Task directions:
Collect all lines containing the word "price" from the data.

Raw data:
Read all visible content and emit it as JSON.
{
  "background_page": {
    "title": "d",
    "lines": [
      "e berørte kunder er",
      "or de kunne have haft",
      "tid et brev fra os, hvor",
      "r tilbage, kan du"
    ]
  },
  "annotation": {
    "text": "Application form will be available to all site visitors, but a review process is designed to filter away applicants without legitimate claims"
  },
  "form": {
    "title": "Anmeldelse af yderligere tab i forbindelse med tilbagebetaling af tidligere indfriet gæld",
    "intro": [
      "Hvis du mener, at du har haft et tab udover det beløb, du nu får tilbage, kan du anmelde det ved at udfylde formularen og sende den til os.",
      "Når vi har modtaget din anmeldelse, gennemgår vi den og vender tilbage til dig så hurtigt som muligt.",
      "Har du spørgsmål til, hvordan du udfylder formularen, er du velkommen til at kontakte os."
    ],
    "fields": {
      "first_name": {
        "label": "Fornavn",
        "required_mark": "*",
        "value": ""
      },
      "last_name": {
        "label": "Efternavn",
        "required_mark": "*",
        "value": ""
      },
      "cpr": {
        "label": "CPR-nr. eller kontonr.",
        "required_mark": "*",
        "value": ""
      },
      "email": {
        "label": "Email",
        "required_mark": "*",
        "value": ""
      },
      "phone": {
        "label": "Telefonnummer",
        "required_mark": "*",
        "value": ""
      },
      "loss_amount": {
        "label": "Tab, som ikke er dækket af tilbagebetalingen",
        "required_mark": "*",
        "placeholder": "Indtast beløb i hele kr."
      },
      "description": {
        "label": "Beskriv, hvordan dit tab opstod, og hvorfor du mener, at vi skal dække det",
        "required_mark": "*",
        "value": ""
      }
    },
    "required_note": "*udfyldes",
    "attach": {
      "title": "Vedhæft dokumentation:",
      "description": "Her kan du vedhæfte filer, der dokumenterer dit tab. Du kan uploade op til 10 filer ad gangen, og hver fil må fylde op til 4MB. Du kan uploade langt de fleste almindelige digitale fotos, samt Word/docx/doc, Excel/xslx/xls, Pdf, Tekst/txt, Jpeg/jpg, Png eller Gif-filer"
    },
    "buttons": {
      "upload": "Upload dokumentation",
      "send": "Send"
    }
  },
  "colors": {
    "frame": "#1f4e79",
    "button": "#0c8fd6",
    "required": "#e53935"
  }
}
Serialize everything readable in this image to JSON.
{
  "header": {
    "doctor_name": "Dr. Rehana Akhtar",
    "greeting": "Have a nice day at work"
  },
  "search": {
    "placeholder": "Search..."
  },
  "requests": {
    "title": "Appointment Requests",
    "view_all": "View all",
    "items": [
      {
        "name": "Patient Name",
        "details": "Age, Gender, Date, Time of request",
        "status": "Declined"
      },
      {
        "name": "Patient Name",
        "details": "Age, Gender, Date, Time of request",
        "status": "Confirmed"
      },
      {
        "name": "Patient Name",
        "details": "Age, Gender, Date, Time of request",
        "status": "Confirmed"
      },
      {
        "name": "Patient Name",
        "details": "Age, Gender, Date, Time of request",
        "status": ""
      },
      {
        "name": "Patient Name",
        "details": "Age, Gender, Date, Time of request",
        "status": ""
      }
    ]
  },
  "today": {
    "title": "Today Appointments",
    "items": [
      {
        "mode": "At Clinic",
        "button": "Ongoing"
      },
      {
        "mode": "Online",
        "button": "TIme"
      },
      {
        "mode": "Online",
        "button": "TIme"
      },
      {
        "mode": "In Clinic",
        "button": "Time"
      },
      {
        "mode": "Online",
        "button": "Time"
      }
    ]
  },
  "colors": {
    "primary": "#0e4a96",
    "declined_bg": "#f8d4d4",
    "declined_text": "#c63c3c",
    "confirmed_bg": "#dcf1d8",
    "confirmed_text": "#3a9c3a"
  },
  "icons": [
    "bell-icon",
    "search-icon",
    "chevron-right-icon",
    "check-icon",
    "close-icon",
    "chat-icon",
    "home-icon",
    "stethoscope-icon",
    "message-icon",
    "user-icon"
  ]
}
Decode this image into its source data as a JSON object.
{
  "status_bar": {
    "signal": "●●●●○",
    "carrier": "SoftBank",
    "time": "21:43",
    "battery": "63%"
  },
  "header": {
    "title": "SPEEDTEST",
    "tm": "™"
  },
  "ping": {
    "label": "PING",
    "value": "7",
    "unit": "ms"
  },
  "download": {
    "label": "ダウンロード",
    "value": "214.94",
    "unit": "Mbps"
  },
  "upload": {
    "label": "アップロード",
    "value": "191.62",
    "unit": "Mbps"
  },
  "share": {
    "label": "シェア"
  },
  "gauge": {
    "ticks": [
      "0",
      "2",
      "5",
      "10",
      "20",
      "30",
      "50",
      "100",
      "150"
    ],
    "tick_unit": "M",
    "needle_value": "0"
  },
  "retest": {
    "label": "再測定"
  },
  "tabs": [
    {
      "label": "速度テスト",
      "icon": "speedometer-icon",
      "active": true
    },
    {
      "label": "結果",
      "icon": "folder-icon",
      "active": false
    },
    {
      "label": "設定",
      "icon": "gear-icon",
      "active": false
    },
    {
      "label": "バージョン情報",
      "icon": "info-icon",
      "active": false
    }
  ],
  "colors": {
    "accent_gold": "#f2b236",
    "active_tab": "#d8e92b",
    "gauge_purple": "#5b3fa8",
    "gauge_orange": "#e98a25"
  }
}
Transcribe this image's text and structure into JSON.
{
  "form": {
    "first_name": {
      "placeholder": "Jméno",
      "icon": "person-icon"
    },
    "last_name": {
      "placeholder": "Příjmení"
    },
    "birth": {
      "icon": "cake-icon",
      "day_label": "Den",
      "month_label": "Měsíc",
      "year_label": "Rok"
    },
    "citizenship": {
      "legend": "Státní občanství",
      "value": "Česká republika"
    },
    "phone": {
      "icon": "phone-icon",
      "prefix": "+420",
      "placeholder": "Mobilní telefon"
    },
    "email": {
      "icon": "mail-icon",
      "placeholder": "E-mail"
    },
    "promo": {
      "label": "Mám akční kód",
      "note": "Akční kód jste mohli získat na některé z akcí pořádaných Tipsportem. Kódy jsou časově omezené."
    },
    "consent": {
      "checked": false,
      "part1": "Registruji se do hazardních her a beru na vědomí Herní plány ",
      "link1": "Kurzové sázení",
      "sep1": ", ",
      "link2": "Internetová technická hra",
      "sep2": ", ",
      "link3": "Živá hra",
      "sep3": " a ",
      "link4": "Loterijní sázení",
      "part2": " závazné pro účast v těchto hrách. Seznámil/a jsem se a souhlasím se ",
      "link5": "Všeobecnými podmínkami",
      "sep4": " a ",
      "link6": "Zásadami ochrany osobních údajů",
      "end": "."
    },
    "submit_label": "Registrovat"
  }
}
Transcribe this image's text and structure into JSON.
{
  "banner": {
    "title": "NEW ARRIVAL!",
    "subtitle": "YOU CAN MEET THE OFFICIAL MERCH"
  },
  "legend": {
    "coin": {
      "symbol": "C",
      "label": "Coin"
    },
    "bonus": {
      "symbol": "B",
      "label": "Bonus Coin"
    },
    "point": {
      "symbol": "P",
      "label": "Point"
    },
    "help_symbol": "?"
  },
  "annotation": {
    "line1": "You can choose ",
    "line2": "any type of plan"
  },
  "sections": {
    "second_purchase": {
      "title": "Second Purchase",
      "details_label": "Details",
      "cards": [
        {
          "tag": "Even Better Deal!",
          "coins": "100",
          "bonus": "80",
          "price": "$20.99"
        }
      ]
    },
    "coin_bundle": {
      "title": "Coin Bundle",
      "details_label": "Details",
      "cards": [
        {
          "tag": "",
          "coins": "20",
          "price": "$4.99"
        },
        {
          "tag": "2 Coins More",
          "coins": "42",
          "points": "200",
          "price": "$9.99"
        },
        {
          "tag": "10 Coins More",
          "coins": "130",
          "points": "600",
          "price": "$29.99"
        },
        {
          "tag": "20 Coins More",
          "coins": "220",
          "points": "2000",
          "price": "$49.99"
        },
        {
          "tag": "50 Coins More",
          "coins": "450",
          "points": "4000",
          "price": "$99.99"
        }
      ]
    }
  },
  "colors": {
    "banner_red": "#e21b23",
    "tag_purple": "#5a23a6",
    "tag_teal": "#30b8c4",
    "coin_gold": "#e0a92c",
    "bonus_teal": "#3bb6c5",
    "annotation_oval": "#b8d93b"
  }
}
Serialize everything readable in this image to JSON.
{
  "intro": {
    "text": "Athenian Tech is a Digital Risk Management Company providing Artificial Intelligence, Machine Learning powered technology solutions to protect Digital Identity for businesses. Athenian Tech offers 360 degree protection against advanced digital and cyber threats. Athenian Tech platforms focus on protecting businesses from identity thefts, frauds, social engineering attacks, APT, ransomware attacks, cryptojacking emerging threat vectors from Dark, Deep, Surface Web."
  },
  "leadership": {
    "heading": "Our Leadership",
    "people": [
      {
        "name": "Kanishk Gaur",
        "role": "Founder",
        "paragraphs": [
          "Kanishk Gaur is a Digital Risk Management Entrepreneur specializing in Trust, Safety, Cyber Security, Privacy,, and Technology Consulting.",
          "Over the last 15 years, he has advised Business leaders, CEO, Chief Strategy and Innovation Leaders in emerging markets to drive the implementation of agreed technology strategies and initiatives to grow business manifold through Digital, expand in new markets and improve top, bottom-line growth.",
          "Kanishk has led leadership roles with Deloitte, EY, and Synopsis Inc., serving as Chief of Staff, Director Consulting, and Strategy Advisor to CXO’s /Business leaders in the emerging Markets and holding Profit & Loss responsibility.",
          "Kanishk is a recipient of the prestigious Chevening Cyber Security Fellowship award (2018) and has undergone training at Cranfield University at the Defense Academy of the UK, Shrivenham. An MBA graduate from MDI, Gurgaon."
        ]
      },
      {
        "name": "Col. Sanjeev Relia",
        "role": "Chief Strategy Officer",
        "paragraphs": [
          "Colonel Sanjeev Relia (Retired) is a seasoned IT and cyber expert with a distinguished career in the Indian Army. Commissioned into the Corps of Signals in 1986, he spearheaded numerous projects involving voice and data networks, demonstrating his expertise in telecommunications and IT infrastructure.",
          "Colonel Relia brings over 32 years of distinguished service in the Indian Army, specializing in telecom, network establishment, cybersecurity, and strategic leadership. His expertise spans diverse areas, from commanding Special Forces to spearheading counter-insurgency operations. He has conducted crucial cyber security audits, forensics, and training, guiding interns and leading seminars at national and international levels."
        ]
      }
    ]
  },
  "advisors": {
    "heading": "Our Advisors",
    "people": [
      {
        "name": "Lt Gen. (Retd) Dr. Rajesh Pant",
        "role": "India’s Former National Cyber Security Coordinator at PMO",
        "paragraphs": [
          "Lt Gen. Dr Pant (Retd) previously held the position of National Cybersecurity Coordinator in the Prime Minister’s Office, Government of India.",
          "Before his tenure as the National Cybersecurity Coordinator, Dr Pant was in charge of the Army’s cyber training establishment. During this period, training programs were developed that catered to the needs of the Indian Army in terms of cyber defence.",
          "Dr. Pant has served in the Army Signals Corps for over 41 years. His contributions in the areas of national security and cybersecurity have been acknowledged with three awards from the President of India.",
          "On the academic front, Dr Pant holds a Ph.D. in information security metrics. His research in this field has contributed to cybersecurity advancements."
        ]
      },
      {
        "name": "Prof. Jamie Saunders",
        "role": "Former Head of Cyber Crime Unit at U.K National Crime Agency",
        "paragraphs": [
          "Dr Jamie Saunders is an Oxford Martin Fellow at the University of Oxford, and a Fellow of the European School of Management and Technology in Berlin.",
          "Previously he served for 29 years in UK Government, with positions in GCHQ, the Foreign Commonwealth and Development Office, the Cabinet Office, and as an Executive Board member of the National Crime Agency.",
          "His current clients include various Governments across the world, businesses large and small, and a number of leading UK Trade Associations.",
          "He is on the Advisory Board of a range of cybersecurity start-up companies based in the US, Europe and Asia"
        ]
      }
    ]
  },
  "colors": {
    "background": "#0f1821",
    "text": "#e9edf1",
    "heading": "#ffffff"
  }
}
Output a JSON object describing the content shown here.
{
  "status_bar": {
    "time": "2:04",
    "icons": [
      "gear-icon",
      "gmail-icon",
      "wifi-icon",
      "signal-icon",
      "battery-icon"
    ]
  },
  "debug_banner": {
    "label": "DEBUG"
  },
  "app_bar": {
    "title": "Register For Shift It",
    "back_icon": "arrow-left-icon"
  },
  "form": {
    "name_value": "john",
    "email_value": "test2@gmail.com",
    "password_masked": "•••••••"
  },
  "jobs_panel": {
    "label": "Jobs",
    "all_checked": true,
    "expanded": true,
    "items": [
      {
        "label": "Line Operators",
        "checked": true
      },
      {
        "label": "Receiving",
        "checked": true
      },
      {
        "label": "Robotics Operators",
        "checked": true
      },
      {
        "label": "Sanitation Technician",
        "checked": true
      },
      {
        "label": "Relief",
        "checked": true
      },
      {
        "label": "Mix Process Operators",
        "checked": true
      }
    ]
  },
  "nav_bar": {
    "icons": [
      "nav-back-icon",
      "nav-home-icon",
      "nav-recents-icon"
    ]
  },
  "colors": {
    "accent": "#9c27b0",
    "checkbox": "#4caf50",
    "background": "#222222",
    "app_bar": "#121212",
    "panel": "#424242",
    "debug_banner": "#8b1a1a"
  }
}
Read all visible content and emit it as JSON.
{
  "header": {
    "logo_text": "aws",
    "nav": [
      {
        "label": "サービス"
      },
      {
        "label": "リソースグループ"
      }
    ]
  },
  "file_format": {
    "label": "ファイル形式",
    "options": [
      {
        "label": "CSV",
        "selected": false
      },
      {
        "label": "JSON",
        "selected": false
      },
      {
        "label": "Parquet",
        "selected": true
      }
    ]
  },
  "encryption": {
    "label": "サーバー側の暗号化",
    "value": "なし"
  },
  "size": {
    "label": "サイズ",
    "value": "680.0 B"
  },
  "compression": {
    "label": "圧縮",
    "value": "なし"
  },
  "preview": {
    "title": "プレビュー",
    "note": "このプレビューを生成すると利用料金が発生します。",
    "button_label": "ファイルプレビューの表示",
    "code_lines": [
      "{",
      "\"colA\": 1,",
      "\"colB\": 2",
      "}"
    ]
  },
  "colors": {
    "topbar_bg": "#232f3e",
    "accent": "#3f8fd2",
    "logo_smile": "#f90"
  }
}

Exercise answer:
          "price": "$20.99"
          "price": "$4.99"
          "price": "$9.99"
          "price": "$29.99"
          "price": "$49.99"
          "price": "$99.99"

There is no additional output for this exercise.